Barabara over at Mommy Life has asked why families choose homeschooling. Since it will be a distraction from waiting for the phone to ring, I thought I'd tell our story. A couple of months ago, when I was cleaning out my desk, I came across an old Baby Blues cartoon. I had completely forgotten about it, but looking at it immediately brought back all the emotions I had upon reading it the first time. The first panel has Wanda and baby Zoe looking out the window at the children leaving for school on the school bus. In the next few panels, Wanda tells Zoe about how she will someday leave for school and Wanda will pack her lunch, etc. Wanda starts out happy and excited about Zoe's future departure for school, but as the cartoon continues she becomes more and more upset until Darryl walks in, sees what's happening and finishes Wanda's litany of "what will happen when..." with, "And then your mother will throw herself in front bus, screaming, 'Not my baby, don't take her away from me yet!'" This cartoon hung on our refrigerator for several years, and looking back, I suppose it's not suprising that we chose to homeschool. I loved my daughter and loved being a mother. It was so much fun watching her learn and figure out things that I didn't want anyone else to experience that instead of me.
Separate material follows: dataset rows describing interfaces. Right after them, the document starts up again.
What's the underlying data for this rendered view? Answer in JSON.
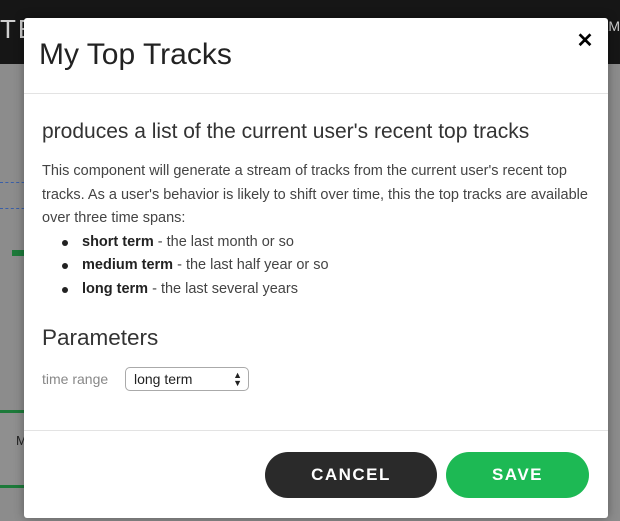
{
  "background": {
    "logo_text": "TE",
    "right_text": "AM"
  },
  "modal": {
    "title": "My Top Tracks",
    "close_glyph": "✕",
    "subtitle": "produces a list of the current user's recent top tracks",
    "description": "This component will generate a stream of tracks from the current user's recent top tracks. As a user's behavior is likely to shift over time, this the top tracks are available over three time spans:",
    "options": [
      {
        "term": "short term",
        "detail": " - the last month or so"
      },
      {
        "term": "medium term",
        "detail": " - the last half year or so"
      },
      {
        "term": "long term",
        "detail": " - the last several years"
      }
    ],
    "parameters_heading": "Parameters",
    "time_range": {
      "label": "time range",
      "selected": "long term"
    },
    "cancel_label": "CANCEL",
    "save_label": "SAVE"
  },
  "colors": {
    "accent_green": "#1db954",
    "cancel_dark": "#2a2a2a"
  }
}
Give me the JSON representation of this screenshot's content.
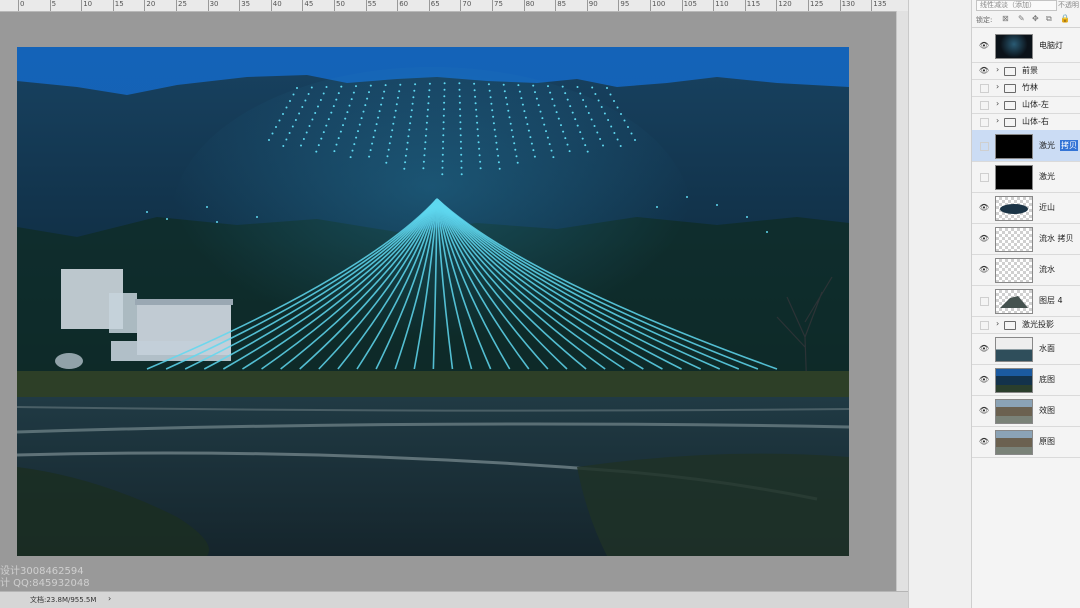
{
  "ruler": {
    "ticks": [
      "0",
      "5",
      "10",
      "15",
      "20",
      "25",
      "30",
      "35",
      "40",
      "45",
      "50",
      "55",
      "60",
      "65",
      "70",
      "75",
      "80",
      "85",
      "90",
      "95",
      "100",
      "105",
      "110",
      "115",
      "120",
      "125",
      "130",
      "135"
    ]
  },
  "watermark": {
    "line1": "设计3008462594",
    "line2": "计 QQ:845932048"
  },
  "statusbar": {
    "doc": "文档:23.8M/955.5M",
    "arrow": "›"
  },
  "layers_panel": {
    "blend_mode": "线性减淡（添加）",
    "opacity_label": "不透明",
    "lock_label": "锁定:",
    "layers": [
      {
        "name": "电脑灯",
        "visible": true,
        "thumb": "dark-lights"
      },
      {
        "name": "前景",
        "visible": true,
        "group": true
      },
      {
        "name": "竹林",
        "visible": false,
        "group": true
      },
      {
        "name": "山体-左",
        "visible": false,
        "group": true
      },
      {
        "name": "山体-右",
        "visible": false,
        "group": true
      },
      {
        "name": "激光",
        "visible": false,
        "thumb": "black",
        "selected": true,
        "edit_text": "拷贝"
      },
      {
        "name": "激光",
        "visible": false,
        "thumb": "black"
      },
      {
        "name": "近山",
        "visible": true,
        "thumb": "mountain"
      },
      {
        "name": "流水 拷贝",
        "visible": true,
        "thumb": "transparent"
      },
      {
        "name": "流水",
        "visible": true,
        "thumb": "transparent"
      },
      {
        "name": "图层 4",
        "visible": false,
        "thumb": "hill"
      },
      {
        "name": "激光投影",
        "visible": false,
        "group": true
      },
      {
        "name": "水面",
        "visible": true,
        "thumb": "water"
      },
      {
        "name": "底图",
        "visible": true,
        "thumb": "night"
      },
      {
        "name": "效图",
        "visible": true,
        "thumb": "photo"
      },
      {
        "name": "原图",
        "visible": true,
        "thumb": "photo"
      }
    ]
  },
  "colors": {
    "sky": "#1a5fa8",
    "mountain": "#13324b",
    "laser": "#5fd8f0",
    "selection": "#cbdcf4"
  }
}
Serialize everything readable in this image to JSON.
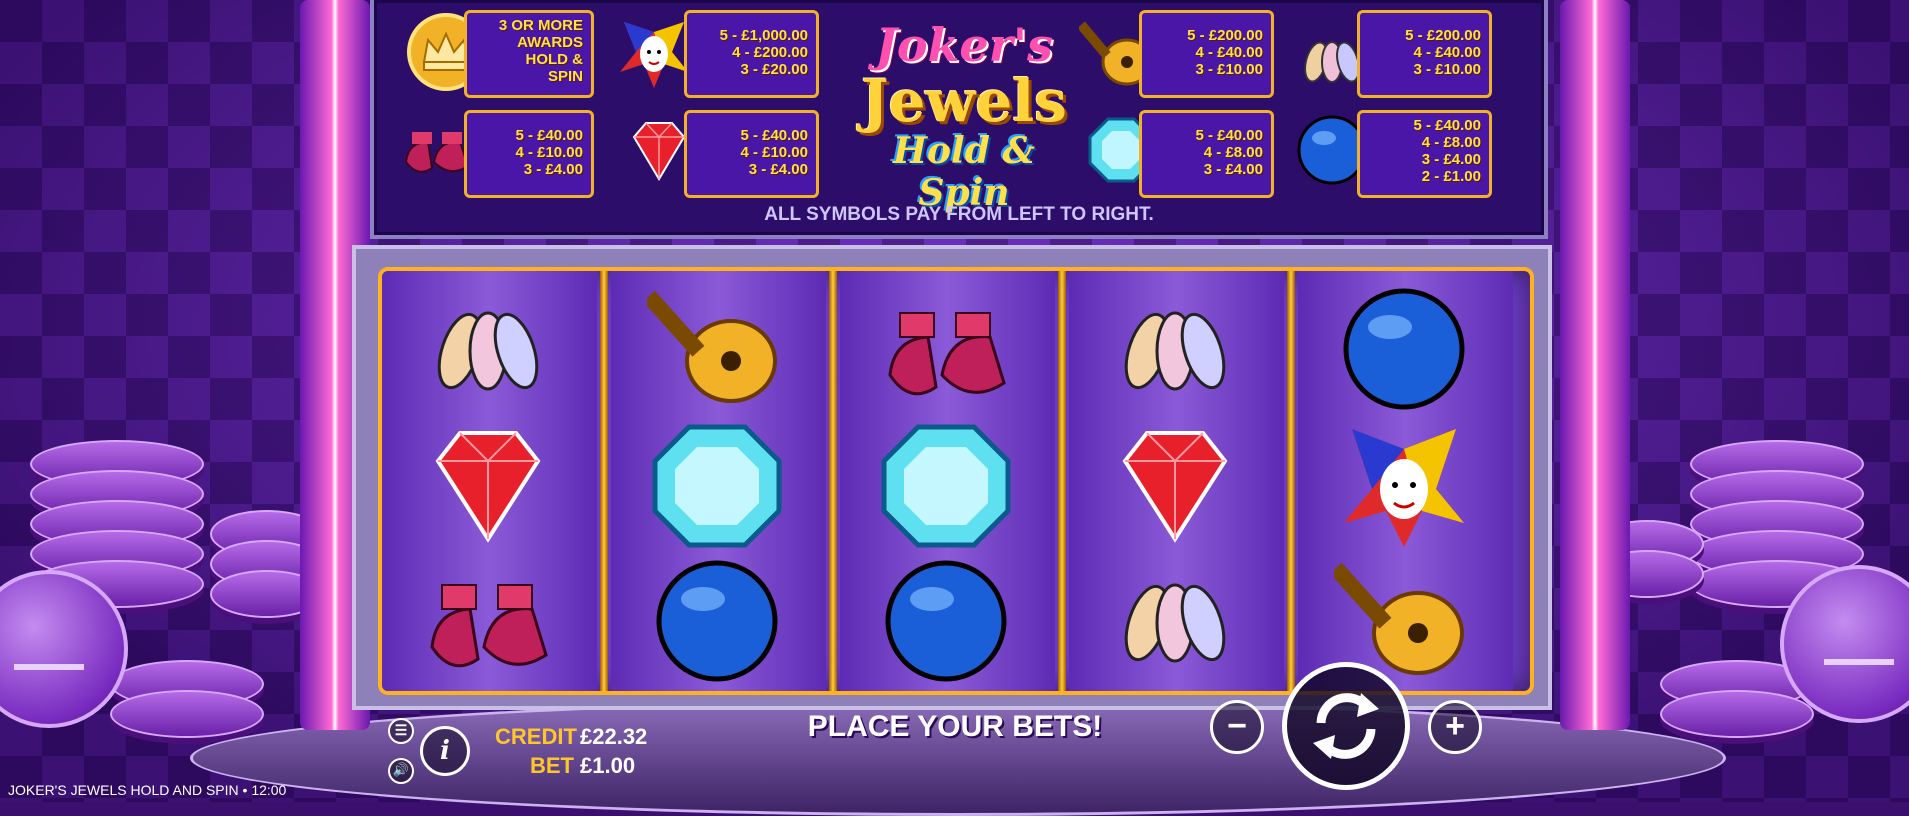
{
  "colors": {
    "accent": "#ffc62a",
    "paytable_bg": "#2d0d6a",
    "box_border": "#f2b227",
    "reel_bg": "#6c3bc4"
  },
  "logo": {
    "line1": "Joker's",
    "line2": "Jewels",
    "line3": "Hold & Spin"
  },
  "paytable": {
    "crown": {
      "icon": "crown-coin-icon",
      "lines": [
        "3 OR MORE",
        "AWARDS",
        "HOLD &",
        "SPIN"
      ]
    },
    "joker": {
      "icon": "joker-icon",
      "lines": [
        "5 - £1,000.00",
        "4 - £200.00",
        "3 - £20.00"
      ]
    },
    "lute": {
      "icon": "lute-icon",
      "lines": [
        "5 - £200.00",
        "4 - £40.00",
        "3 - £10.00"
      ]
    },
    "pins": {
      "icon": "juggling-pins-icon",
      "lines": [
        "5 - £200.00",
        "4 - £40.00",
        "3 - £10.00"
      ]
    },
    "shoes": {
      "icon": "jester-shoes-icon",
      "lines": [
        "5 - £40.00",
        "4 - £10.00",
        "3 - £4.00"
      ]
    },
    "ruby": {
      "icon": "red-gem-icon",
      "lines": [
        "5 - £40.00",
        "4 - £10.00",
        "3 - £4.00"
      ]
    },
    "diamond": {
      "icon": "blue-gem-icon",
      "lines": [
        "5 - £40.00",
        "4 - £8.00",
        "3 - £4.00"
      ]
    },
    "ball": {
      "icon": "blue-ball-icon",
      "lines": [
        "5 - £40.00",
        "4 - £8.00",
        "3 - £4.00",
        "2 - £1.00"
      ]
    },
    "note": "ALL SYMBOLS PAY FROM LEFT TO RIGHT."
  },
  "reels": [
    [
      "juggling-pins",
      "red-gem",
      "jester-shoes"
    ],
    [
      "lute",
      "blue-gem",
      "blue-ball"
    ],
    [
      "jester-shoes",
      "blue-gem",
      "blue-ball"
    ],
    [
      "juggling-pins",
      "red-gem",
      "juggling-pins"
    ],
    [
      "blue-ball",
      "joker",
      "lute"
    ]
  ],
  "controls": {
    "menu_icon": "menu-icon",
    "sound_icon": "sound-icon",
    "info_icon": "info-icon",
    "info_label": "i",
    "credit_label": "CREDIT",
    "credit_value": "£22.32",
    "bet_label": "BET",
    "bet_value": "£1.00",
    "status": "PLACE YOUR BETS!",
    "minus_label": "−",
    "plus_label": "+",
    "spin_icon": "spin-arrows-icon"
  },
  "footer": {
    "game_title": "JOKER'S JEWELS HOLD AND SPIN",
    "separator": "•",
    "time": "12:00"
  }
}
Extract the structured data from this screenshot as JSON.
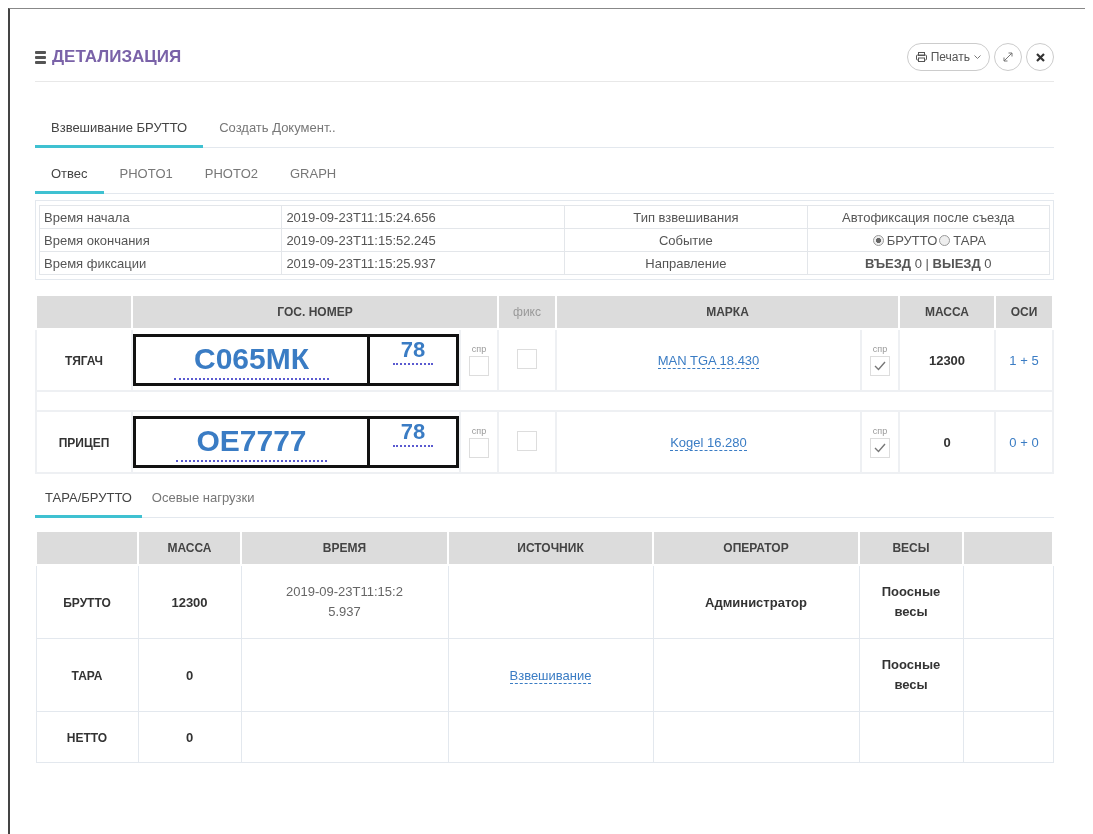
{
  "window": {
    "title": "ДЕТАЛИЗАЦИЯ",
    "print_button": "Печать"
  },
  "tabs": [
    {
      "label": "Взвешивание БРУТТО",
      "selected": true
    },
    {
      "label": "Создать Документ..",
      "selected": false
    }
  ],
  "subtabs": [
    {
      "label": "Отвес",
      "selected": true
    },
    {
      "label": "PHOTO1",
      "selected": false
    },
    {
      "label": "PHOTO2",
      "selected": false
    },
    {
      "label": "GRAPH",
      "selected": false
    }
  ],
  "info": [
    {
      "label": "Время начала",
      "value": "2019-09-23T11:15:24.656",
      "label2": "Тип взвешивания",
      "kind": "text",
      "value2": "Автофиксация после съезда"
    },
    {
      "label": "Время окончания",
      "value": "2019-09-23T11:15:52.245",
      "label2": "Событие",
      "kind": "radio",
      "options": [
        {
          "label": "БРУТТО",
          "selected": true
        },
        {
          "label": "ТАРА",
          "selected": false
        }
      ]
    },
    {
      "label": "Время фиксации",
      "value": "2019-09-23T11:15:25.937",
      "label2": "Направление",
      "kind": "rich",
      "value2": "**ВЪЕЗД** 0 | **ВЫЕЗД** 0"
    }
  ],
  "vehicles": {
    "columns": [
      "ГОС. НОМЕР",
      "фикс",
      "МАРКА",
      "МАССА",
      "ОСИ"
    ],
    "rows": [
      {
        "label": "ТЯГАЧ",
        "plate": "С065МК",
        "region": "78",
        "spr_label": "спр",
        "spr_checked": false,
        "fix_checked": false,
        "brand": "MAN TGA 18.430",
        "brand_spr_label": "спр",
        "brand_spr_checked": true,
        "mass": "12300",
        "axles": "1 + 5"
      },
      {
        "label": "ПРИЦЕП",
        "plate": "ОЕ7777",
        "region": "78",
        "spr_label": "спр",
        "spr_checked": false,
        "fix_checked": false,
        "brand": "Kogel 16.280",
        "brand_spr_label": "спр",
        "brand_spr_checked": true,
        "mass": "0",
        "axles": "0 + 0"
      }
    ]
  },
  "bottom_tabs": [
    {
      "label": "ТАРА/БРУТТО",
      "selected": true
    },
    {
      "label": "Осевые нагрузки",
      "selected": false
    }
  ],
  "weights": {
    "columns": [
      "МАССА",
      "ВРЕМЯ",
      "ИСТОЧНИК",
      "ОПЕРАТОР",
      "ВЕСЫ"
    ],
    "rows": [
      {
        "label": "БРУТТО",
        "mass": "12300",
        "time": "2019-09-23T11:15:25.937",
        "operator": "Администратор",
        "scales": "Поосные весы"
      },
      {
        "label": "ТАРА",
        "mass": "0",
        "source": "Взвешивание",
        "scales": "Поосные весы"
      },
      {
        "label": "НЕТТО",
        "mass": "0"
      }
    ]
  }
}
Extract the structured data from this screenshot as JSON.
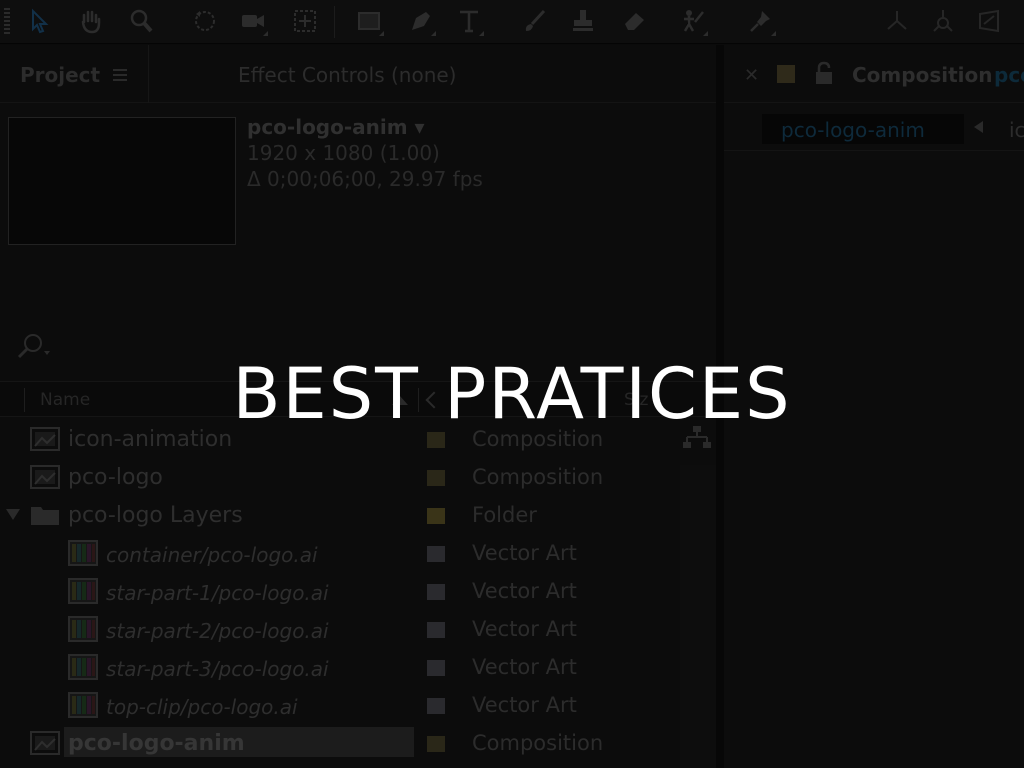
{
  "toolbar": {
    "tools": [
      "selection-tool-icon",
      "hand-tool-icon",
      "zoom-tool-icon",
      "rotate-tool-icon",
      "camera-tool-icon",
      "pan-behind-tool-icon",
      "rectangle-tool-icon",
      "pen-tool-icon",
      "type-tool-icon",
      "brush-tool-icon",
      "clone-stamp-tool-icon",
      "eraser-tool-icon",
      "roto-brush-tool-icon",
      "puppet-pin-tool-icon"
    ]
  },
  "project_panel": {
    "tab_label": "Project",
    "effect_controls_label": "Effect Controls (none)",
    "comp_name": "pco-logo-anim ▾",
    "resolution": "1920 x 1080 (1.00)",
    "duration": "Δ 0;00;06;00, 29.97 fps",
    "columns": {
      "name": "Name",
      "size": "Siz"
    },
    "items": [
      {
        "name": "icon-animation",
        "type": "Composition",
        "icon": "composition-icon",
        "label_color": "#2a2718",
        "style": "normal",
        "indent": 0
      },
      {
        "name": "pco-logo",
        "type": "Composition",
        "icon": "composition-icon",
        "label_color": "#2a2718",
        "style": "normal",
        "indent": 0
      },
      {
        "name": "pco-logo Layers",
        "type": "Folder",
        "icon": "folder-icon",
        "label_color": "#3a3418",
        "style": "normal",
        "indent": 0,
        "expanded": true
      },
      {
        "name": "container/pco-logo.ai",
        "type": "Vector Art",
        "icon": "vector-art-icon",
        "label_color": "#2a2a2e",
        "style": "italic",
        "indent": 1
      },
      {
        "name": "star-part-1/pco-logo.ai",
        "type": "Vector Art",
        "icon": "vector-art-icon",
        "label_color": "#2a2a2e",
        "style": "italic",
        "indent": 1
      },
      {
        "name": "star-part-2/pco-logo.ai",
        "type": "Vector Art",
        "icon": "vector-art-icon",
        "label_color": "#2a2a2e",
        "style": "italic",
        "indent": 1
      },
      {
        "name": "star-part-3/pco-logo.ai",
        "type": "Vector Art",
        "icon": "vector-art-icon",
        "label_color": "#2a2a2e",
        "style": "italic",
        "indent": 1
      },
      {
        "name": "top-clip/pco-logo.ai",
        "type": "Vector Art",
        "icon": "vector-art-icon",
        "label_color": "#2a2a2e",
        "style": "italic",
        "indent": 1
      },
      {
        "name": "pco-logo-anim",
        "type": "Composition",
        "icon": "composition-icon",
        "label_color": "#2a2718",
        "style": "bold",
        "indent": 0,
        "selected": true
      }
    ]
  },
  "composition_panel": {
    "tab_title": "Composition",
    "tab_title_suffix": "pco",
    "breadcrumb_active": "pco-logo-anim",
    "breadcrumb_next": "ic"
  },
  "overlay": {
    "headline": "BEST PRATICES"
  }
}
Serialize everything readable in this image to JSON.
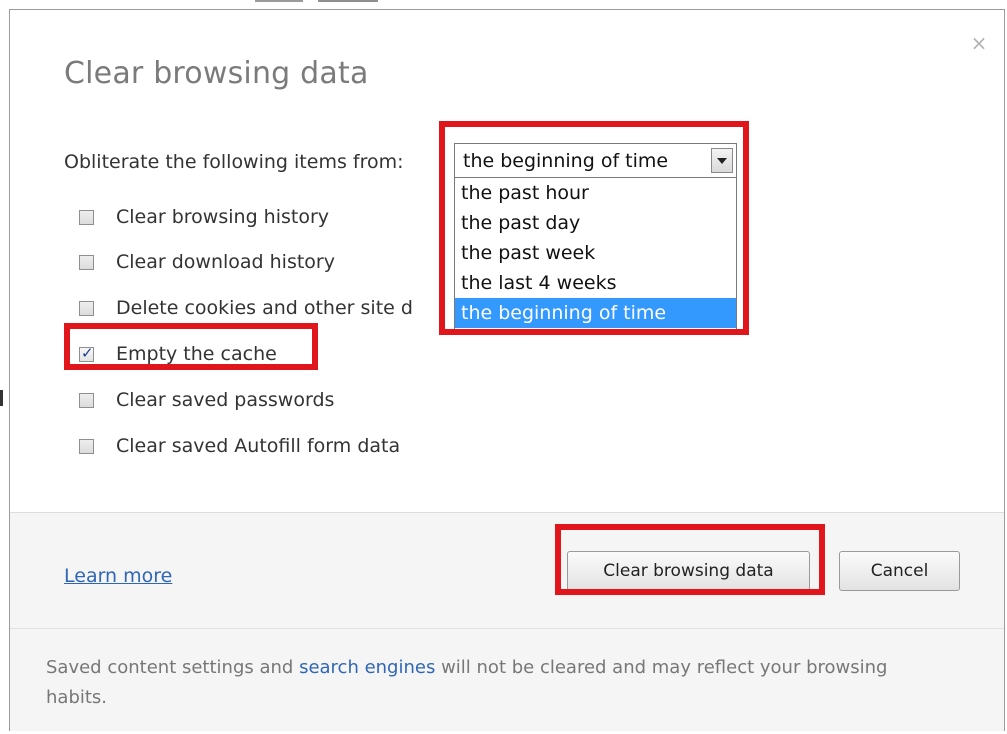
{
  "dialog": {
    "title": "Clear browsing data",
    "close_icon": "close-icon"
  },
  "time_range": {
    "label": "Obliterate the following items from:",
    "selected": "the beginning of time",
    "options": [
      "the past hour",
      "the past day",
      "the past week",
      "the last 4 weeks",
      "the beginning of time"
    ],
    "selected_index": 4,
    "expanded": true
  },
  "items": [
    {
      "label": "Clear browsing history",
      "checked": false
    },
    {
      "label": "Clear download history",
      "checked": false
    },
    {
      "label": "Delete cookies and other site d",
      "checked": false
    },
    {
      "label": "Empty the cache",
      "checked": true
    },
    {
      "label": "Clear saved passwords",
      "checked": false
    },
    {
      "label": "Clear saved Autofill form data",
      "checked": false
    }
  ],
  "footer": {
    "learn_more": "Learn more",
    "clear_button": "Clear browsing data",
    "cancel_button": "Cancel",
    "note_prefix": "Saved content settings and ",
    "note_link": "search engines",
    "note_suffix": " will not be cleared and may reflect your browsing habits."
  },
  "colors": {
    "highlight": "#e0161c",
    "selection": "#3399ff",
    "link": "#2f66b6"
  }
}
So, we didn't send her to preschool....a decision that ended up being far more momentous than it felt at the time. Two other women and I created a preschool co-op for our three girls when M was 3. (And at that age, M was already a year behind in the preschool world.) It met three times a week and rotated houses each week. I think the girls enjoyed it, but you'll notice I never did the same thing for any of the following children or continued it the following year. But doing a small, homemade co-op still was not sufficient answer for the question, "So, where does your daughter go to preschool?" You see, in our area of the country, preschool is king. If your child doesn't go to preschool, it's pretty certain the child has been ruined for life. At least that was how it seemed when I would tell people we weren't sending our daughter to preschool. I'm not sure I would have gotten a stronger reaction if I had said we had already arranged her marriage.
Having weathered public comment on the issue of preschool, skipping school itself actually seemed easy. My flip answer when people ask why we homeschool is to say, "We just never got around to sending our daughter to school." This is not entirely untruthful. By not being in the preschool world, we never heard about kindergarten screening days or kindergarten registration or any other kindergarten readiness activities. Had I really been interested, I could have found this information out. We do have a phone. But I just never got around to making the call. So when the first day of school rolled around, M wasn't registered. I figured I could handle kindergarten level "academics" and so she stayed home and we enjoyed each other...plus the company of B and A who were around by then.
And so it continued; as each year worked, we tried it again the next. I now have a whole host of reasons why we homeschool: flexibility of time, one-on-one tutoring, flexibility of curriculum, positive sibling relationshiops, socialization (the positive kind as opposed the herd-type), but at the top remains the relationships I have with my children, the amount of time I'm able to spend with them, and the joy of watching them learn. I like my children...even the 15 and almost 13 year olds.
So are there downsides to homeschooling? Of course there are...nothing in this world is perfect. Of course there are some days when life falls apart and we don't get any bookwork done. Or there are days when everyone is tetchy and I wish I could go to school somewhere. And we live in our house, all of us, everyday, and it makes messes. My house never looks pristine. But these negatives seem minor to me in comparison to all we gain. And I'm not convinced that a different form of schooling would make any of those negatives go away; they are pretty much part of life.
To be truthful, the most difficult part of homeschooling is being different. Having the general public expect an explanation for why one is different can be tiring. Families hoping to adopt inter-racially are often expected to take classes on being a conspicuous family and how to deal with the public comment that ensues. Being a homescholing family is pretty good training. Just going out in pulic during school hours with a bunch of children invites comment. Most people have a positive response, although every so often I run into someone who either just doesn't get it or feels the need to tell me why it's wrong. Homeschooling has helped me grow a thicker skin and given me confidence to tell those individuals that I don't need to discuss my educational choices with them.
I am so glad that we let the schoolbus drive by 10 years ago. That one decision has changed our lives in profound ways...who our close friends are, what my children have had the opportunity to do, how we view what is important in our lives, and possibly even the size of our family. But most of all it has given us time. I'm sure looking back on how I mothered our children that I will find areas that I regret. As I said, we're not perfect. But one thing I won't regret is not having spent enough time with them. It is a gift for which I am continually grateful.